During the 2014 midterm election cycle, the Koch-funded group Concerned Veterans for America (CVA) backed a bevy of extreme conservative candidates and helped send top Koch cronies (and veterans) Joni Ernst and Tom Cotton to the U.S. Senate. Scarcely a couple months into the 2016 cycle, CVA has released a report recommending that much of the U.S. Veterans Administration be privatized, an extreme policy position that would jeopardize the care received by millions of our nation’s veterans.
Last month, CVA’s Fixing Veterans Health Care Taskforce released its final report suggesting “policy reforms” for the VA, namely that the VA’s health care system be converted into an independent, nonprofit corporation and advocating for the creation of a private insurance option for veterans. Additionally, new enrollees into the proposed system would face tougher enrollment standards. According to USA Today, a whopping one-fifth of future veterans would not be eligible for care under CVA’s proposed system. It’s no wonder then that the American Legion has come out against the plan, as did Paralyzed Veterans of America, and that “most veterans service organizations skipped” the rollout of the CVA’s final report, according to Stars & Stripes Magazine.

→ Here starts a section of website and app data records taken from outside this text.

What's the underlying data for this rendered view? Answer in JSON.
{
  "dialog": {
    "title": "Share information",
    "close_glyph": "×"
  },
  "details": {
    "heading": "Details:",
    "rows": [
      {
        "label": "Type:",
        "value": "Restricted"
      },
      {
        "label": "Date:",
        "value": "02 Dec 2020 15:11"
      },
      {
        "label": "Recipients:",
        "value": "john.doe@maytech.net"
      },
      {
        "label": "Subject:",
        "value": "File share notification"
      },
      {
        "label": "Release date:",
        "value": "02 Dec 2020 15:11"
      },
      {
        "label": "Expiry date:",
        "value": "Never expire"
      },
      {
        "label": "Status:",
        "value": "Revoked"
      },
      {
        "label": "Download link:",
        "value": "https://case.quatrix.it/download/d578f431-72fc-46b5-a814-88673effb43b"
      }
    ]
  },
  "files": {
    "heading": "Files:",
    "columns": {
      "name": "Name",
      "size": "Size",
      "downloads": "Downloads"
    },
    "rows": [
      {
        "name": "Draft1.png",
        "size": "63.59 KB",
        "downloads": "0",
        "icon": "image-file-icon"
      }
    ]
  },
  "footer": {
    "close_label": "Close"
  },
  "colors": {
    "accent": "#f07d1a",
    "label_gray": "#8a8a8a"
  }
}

Most veterans organizations don’t support CVA’s privatization plan, and it has the potential to negatively impact some 20 percent of future veterans. So what explains CVA’s release of what Stars & Stripes calls a “radical” plan for the VA? Consider that CVA received a whopping $5.5 million from the Koch brothers’ “secret bank” — Freedom Partners — in 2013. The Kochs have advocated for education reform by way of abolishing the federal Department of Education and campaign finance reform vis-à-vis doing away with the FEC. So it’s disappointing, but not surprising, that a Koch group’s vision of VA reform is to privatize most of the agency charged with caring for our nation’s veterans.